In the entries that follow, which lines hold the string "Assessment"? List them.
=== MATERIAL FOR THE TASK ===
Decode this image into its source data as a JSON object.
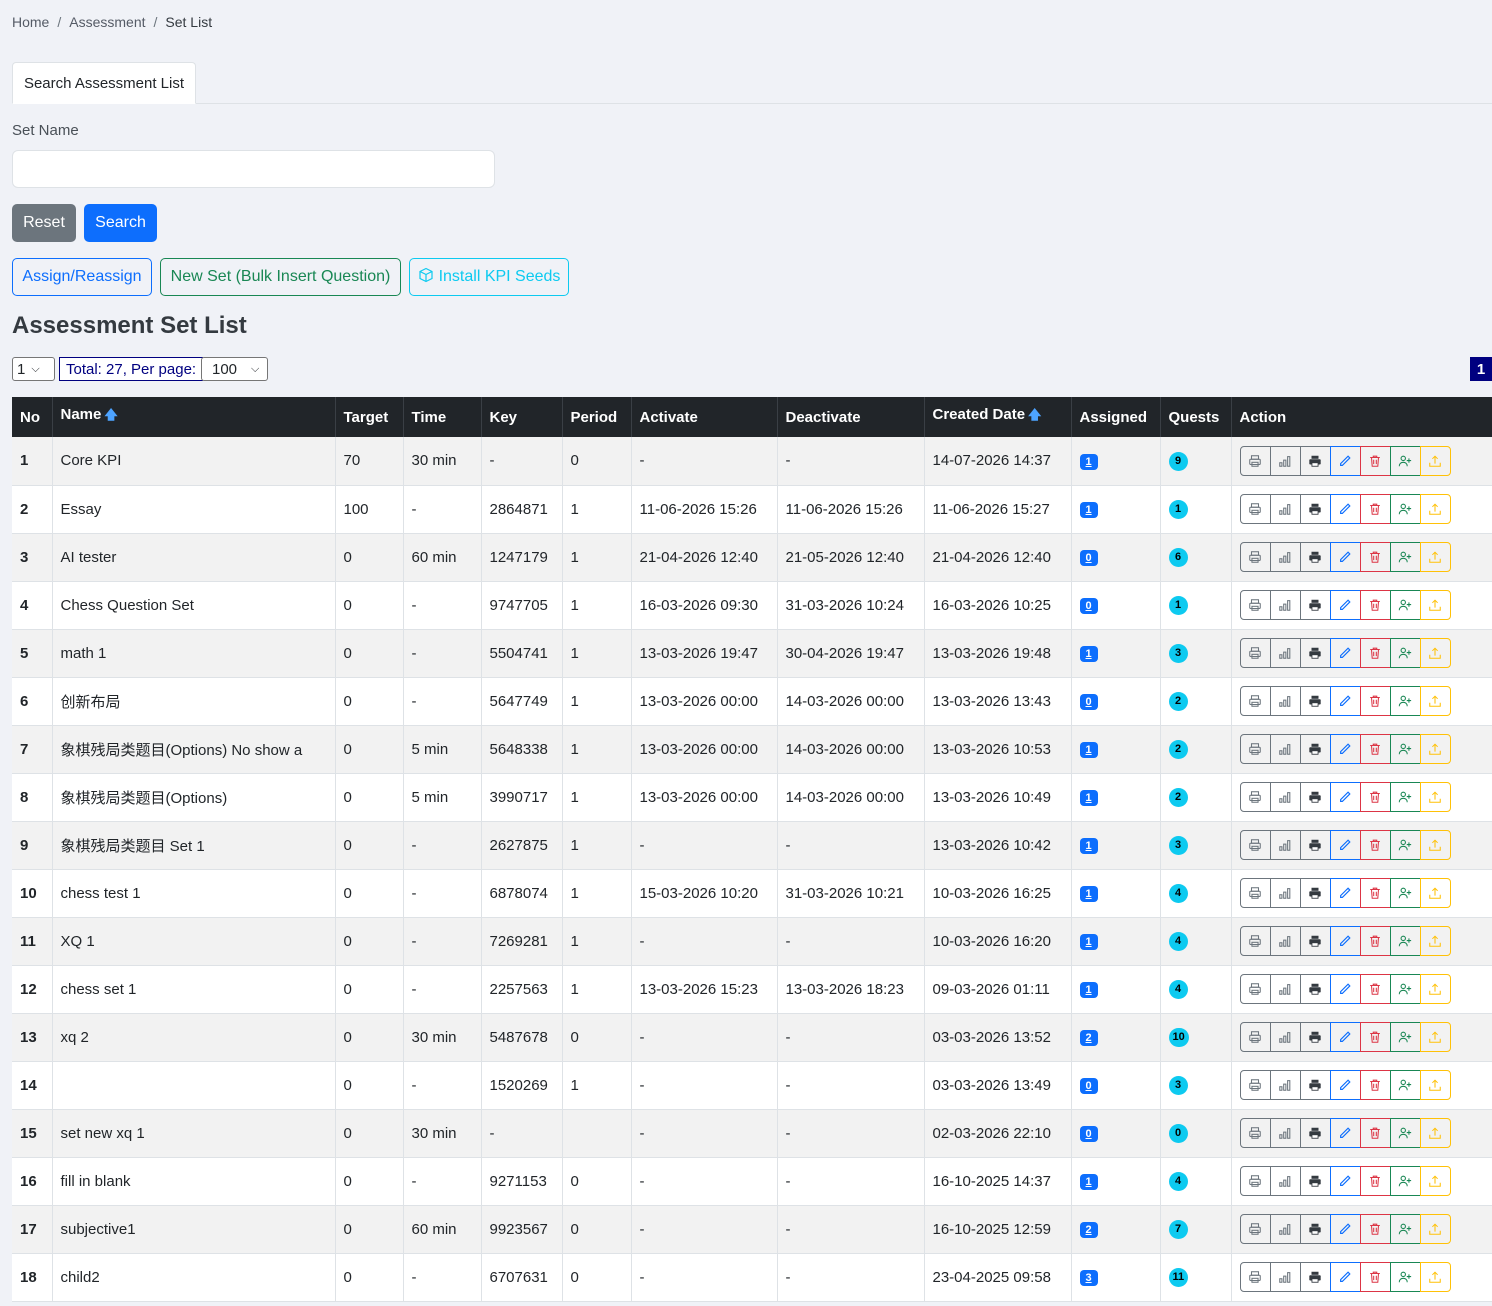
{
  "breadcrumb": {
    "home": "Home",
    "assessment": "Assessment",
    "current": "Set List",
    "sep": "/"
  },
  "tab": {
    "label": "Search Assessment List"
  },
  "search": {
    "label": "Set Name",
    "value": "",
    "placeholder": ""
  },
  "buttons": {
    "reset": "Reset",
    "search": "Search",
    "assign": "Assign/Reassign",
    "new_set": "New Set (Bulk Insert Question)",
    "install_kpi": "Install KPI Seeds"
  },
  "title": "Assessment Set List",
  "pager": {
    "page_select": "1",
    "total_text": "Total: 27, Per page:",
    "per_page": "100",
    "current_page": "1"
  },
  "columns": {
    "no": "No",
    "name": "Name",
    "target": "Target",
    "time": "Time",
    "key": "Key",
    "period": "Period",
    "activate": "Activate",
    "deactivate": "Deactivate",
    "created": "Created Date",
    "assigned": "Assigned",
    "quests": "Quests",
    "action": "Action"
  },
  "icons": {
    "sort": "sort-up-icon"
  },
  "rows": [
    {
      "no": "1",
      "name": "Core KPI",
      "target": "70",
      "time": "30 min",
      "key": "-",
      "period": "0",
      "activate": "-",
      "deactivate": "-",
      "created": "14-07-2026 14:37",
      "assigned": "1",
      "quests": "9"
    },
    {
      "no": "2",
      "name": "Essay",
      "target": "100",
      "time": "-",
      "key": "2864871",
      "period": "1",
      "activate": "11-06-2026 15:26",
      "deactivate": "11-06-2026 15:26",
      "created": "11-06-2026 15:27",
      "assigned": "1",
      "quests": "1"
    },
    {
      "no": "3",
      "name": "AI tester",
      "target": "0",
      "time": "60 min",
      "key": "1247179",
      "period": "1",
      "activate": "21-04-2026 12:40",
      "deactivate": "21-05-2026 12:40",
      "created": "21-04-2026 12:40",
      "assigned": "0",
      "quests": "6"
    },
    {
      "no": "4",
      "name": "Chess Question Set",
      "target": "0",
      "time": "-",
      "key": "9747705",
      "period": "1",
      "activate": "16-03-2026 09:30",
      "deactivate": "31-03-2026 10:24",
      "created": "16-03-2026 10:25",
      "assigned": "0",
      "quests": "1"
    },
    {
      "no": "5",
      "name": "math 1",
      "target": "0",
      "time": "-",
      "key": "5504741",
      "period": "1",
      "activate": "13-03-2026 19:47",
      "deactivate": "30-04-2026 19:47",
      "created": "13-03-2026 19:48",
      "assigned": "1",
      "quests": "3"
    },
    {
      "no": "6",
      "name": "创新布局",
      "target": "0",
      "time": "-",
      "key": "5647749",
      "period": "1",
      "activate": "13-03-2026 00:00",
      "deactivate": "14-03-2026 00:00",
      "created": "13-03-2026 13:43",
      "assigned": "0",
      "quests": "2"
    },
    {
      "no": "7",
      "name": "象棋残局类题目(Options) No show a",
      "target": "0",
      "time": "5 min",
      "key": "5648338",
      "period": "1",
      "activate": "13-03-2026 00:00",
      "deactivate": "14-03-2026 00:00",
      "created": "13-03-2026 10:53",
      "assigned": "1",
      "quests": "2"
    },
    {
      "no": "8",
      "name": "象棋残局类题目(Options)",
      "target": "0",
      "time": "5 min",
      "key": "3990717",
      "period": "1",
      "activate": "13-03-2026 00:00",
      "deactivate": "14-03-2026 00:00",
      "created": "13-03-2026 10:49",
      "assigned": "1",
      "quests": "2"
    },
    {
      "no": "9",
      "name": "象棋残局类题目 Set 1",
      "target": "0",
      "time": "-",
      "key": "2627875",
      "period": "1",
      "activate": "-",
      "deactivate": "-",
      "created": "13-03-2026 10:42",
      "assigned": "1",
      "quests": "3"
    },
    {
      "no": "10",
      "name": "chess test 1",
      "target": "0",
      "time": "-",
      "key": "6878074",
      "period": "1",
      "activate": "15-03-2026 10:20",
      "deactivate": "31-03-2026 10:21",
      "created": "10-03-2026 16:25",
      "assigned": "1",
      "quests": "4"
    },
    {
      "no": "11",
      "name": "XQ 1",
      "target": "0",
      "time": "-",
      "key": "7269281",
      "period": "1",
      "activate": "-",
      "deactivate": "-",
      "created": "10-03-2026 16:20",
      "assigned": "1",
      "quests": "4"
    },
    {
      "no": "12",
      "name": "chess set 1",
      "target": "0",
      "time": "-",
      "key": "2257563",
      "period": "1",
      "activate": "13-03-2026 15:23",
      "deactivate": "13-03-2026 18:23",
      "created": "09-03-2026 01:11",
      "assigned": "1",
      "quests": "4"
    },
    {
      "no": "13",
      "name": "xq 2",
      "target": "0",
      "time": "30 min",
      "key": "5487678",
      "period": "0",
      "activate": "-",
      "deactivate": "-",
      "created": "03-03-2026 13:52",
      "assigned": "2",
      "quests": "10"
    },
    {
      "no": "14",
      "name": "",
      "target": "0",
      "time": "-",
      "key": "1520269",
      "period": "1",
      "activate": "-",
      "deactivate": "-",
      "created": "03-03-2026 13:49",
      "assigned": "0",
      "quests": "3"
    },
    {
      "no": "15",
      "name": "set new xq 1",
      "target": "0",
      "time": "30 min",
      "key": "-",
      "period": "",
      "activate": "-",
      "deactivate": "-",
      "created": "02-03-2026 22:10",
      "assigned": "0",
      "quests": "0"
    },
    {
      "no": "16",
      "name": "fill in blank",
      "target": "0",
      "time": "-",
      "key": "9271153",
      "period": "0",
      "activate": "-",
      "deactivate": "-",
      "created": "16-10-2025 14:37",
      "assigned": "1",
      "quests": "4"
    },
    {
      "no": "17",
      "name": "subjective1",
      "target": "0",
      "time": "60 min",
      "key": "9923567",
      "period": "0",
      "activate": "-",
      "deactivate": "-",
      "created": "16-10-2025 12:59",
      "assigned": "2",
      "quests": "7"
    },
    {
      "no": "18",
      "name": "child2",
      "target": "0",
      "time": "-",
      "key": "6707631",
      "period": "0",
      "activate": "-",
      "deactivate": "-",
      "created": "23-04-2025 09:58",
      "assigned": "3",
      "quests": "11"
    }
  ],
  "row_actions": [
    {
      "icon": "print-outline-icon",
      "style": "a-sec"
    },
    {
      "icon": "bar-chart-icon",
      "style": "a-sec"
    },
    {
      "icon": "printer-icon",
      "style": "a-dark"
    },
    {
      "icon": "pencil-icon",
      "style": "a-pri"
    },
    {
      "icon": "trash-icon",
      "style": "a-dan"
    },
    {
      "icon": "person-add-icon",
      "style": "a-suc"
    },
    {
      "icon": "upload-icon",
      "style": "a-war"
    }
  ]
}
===
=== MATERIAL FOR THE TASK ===
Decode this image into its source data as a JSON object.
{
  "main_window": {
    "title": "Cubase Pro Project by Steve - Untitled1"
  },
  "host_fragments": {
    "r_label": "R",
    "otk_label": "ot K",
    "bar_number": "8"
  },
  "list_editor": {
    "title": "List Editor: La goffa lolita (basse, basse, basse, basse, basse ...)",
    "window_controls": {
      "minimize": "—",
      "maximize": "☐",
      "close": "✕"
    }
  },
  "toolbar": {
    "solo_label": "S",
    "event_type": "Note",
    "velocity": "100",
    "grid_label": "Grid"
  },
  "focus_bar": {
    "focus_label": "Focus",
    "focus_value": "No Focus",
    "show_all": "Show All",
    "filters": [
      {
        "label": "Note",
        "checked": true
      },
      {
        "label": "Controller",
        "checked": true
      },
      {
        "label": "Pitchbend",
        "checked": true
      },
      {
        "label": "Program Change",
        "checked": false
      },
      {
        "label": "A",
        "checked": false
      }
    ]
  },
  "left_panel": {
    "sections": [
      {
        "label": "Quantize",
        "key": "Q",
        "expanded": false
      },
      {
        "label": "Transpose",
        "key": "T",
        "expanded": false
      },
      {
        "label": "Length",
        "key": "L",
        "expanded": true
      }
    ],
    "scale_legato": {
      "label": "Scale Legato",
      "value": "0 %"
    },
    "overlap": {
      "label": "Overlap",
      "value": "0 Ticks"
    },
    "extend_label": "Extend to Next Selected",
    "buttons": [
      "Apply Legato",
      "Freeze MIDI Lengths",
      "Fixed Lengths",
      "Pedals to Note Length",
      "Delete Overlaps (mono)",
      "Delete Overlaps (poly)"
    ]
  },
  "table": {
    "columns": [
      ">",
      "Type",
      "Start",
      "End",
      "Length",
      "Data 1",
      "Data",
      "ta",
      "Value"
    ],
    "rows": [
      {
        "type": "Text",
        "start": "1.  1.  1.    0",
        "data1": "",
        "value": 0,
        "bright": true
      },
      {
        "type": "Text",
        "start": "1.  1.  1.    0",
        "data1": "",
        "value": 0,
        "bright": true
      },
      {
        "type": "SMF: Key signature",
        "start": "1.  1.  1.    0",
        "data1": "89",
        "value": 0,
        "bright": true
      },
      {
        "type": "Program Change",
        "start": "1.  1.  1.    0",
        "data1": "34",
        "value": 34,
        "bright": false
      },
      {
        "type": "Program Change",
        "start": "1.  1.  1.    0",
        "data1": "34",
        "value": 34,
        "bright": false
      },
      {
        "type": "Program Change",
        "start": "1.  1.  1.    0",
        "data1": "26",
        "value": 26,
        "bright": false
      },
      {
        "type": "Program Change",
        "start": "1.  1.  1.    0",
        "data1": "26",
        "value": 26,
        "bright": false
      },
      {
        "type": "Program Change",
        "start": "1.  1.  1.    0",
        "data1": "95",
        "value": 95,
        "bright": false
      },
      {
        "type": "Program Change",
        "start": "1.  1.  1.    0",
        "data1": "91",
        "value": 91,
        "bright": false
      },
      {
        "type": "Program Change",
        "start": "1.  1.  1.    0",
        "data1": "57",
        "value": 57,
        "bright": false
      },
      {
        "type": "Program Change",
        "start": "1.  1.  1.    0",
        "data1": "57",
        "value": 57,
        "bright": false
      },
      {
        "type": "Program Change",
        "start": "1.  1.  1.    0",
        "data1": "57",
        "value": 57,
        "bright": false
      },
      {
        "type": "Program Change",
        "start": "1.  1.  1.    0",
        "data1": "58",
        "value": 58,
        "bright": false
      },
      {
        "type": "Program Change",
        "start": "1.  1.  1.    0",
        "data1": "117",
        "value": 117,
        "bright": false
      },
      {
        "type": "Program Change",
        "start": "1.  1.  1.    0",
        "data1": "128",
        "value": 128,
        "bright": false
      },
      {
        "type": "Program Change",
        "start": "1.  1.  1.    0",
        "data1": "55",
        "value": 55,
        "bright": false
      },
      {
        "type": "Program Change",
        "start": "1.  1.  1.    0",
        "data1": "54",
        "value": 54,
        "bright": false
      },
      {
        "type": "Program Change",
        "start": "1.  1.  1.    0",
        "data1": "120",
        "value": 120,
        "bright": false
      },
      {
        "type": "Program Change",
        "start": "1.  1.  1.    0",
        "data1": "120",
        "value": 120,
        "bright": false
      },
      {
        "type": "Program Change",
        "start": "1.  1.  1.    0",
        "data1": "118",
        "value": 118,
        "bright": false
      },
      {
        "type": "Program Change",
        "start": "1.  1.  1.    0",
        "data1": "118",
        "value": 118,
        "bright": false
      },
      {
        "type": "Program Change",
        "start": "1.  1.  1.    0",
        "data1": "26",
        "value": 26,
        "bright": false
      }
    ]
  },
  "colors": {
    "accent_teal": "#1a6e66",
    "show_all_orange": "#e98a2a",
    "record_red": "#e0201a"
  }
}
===
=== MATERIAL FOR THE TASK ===
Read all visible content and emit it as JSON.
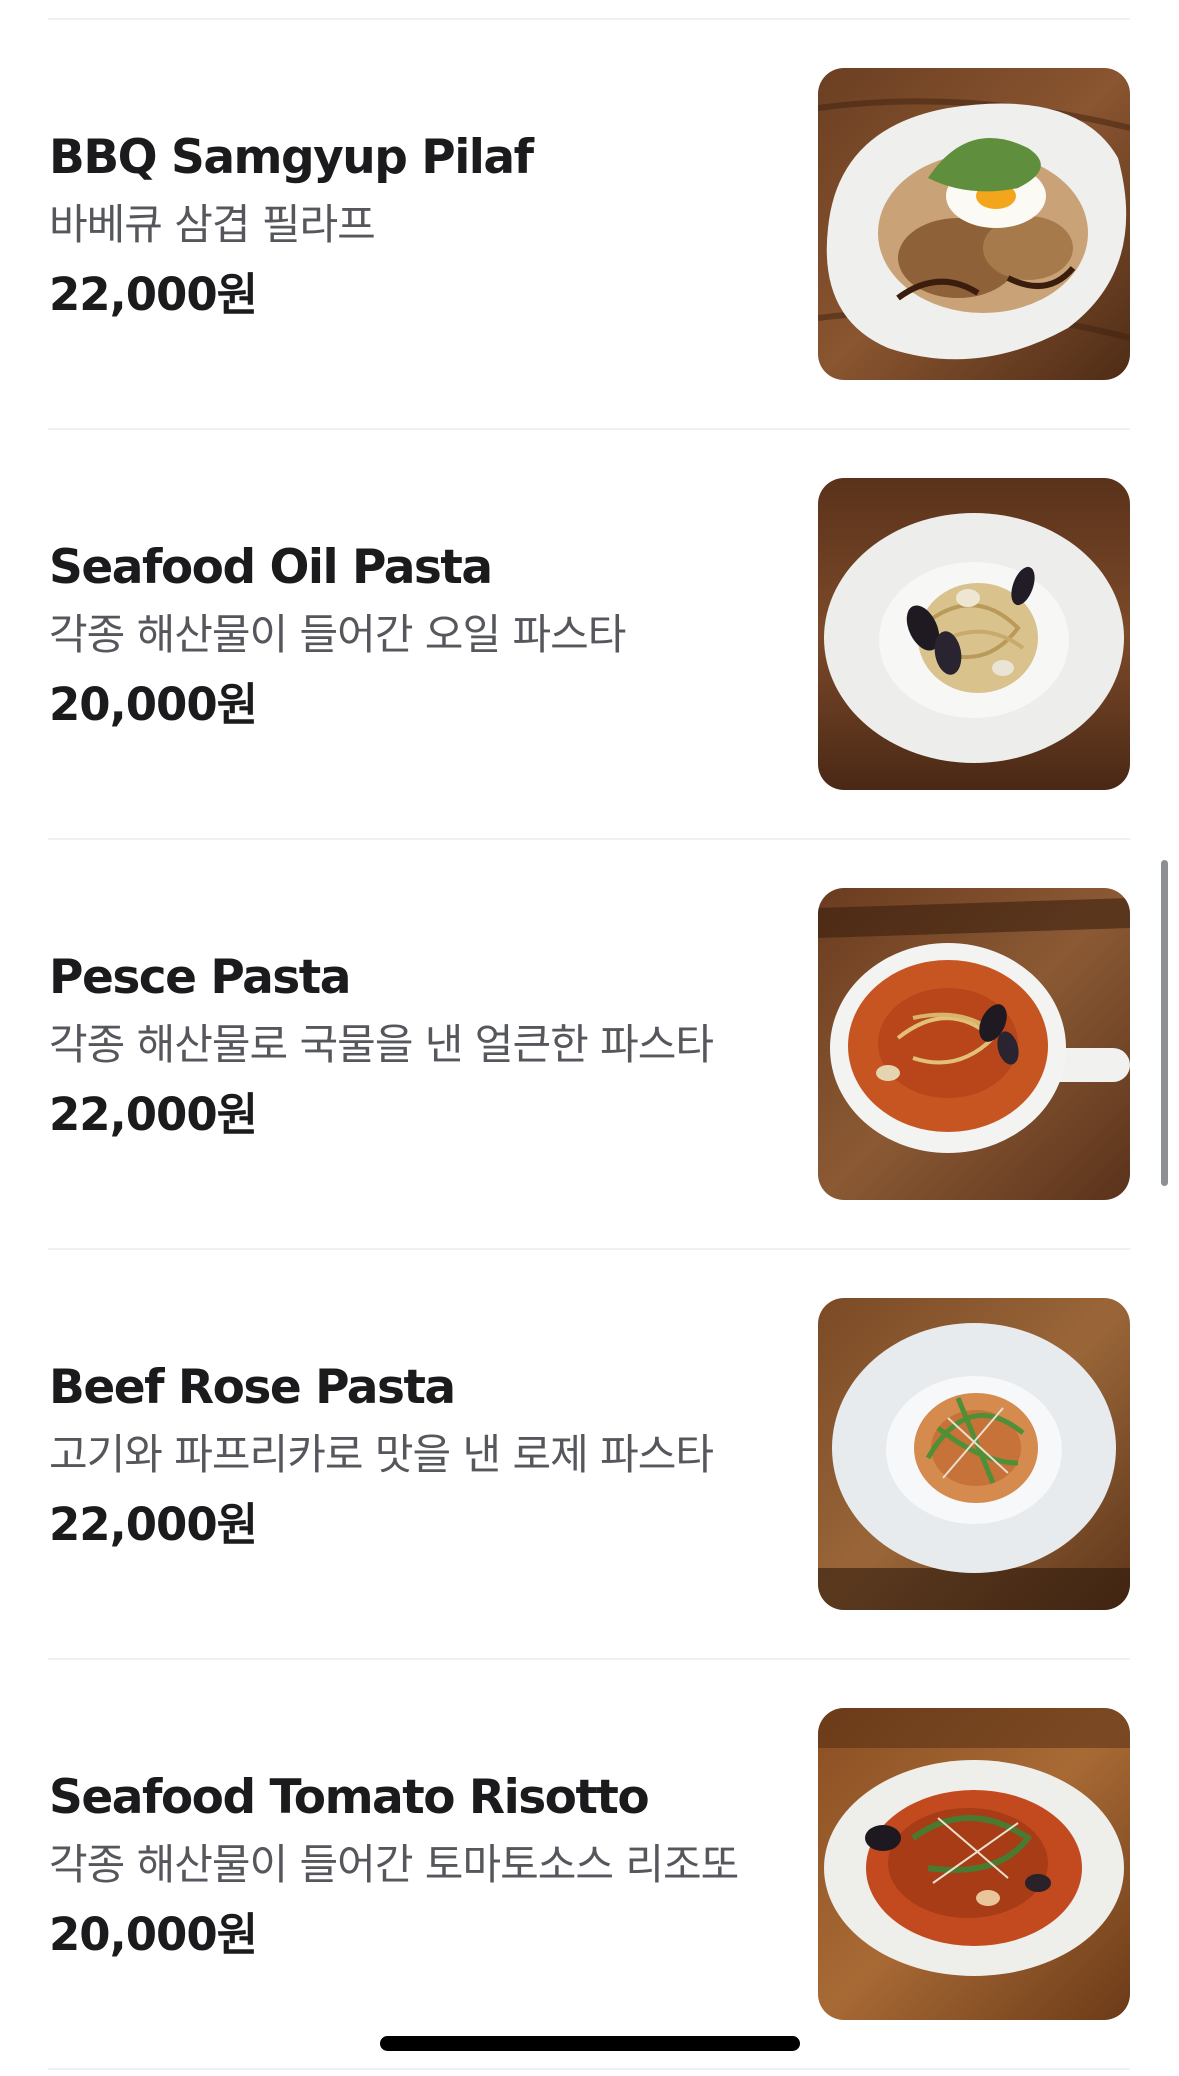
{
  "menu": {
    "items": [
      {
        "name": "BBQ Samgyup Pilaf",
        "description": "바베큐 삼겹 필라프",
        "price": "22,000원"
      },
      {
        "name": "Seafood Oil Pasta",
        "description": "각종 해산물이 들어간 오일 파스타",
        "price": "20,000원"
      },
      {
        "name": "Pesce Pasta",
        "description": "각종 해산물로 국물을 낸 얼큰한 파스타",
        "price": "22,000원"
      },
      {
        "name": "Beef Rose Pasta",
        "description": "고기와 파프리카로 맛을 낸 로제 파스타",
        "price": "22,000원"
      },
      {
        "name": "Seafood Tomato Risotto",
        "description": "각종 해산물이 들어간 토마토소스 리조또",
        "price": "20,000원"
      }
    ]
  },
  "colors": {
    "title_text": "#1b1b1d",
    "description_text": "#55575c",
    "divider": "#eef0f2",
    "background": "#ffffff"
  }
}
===
• **WRITTEN SOLUTION**:
    "assessment": "Assessment",
    "label": "Search Assessment List"
  "title": "Assessment Set List",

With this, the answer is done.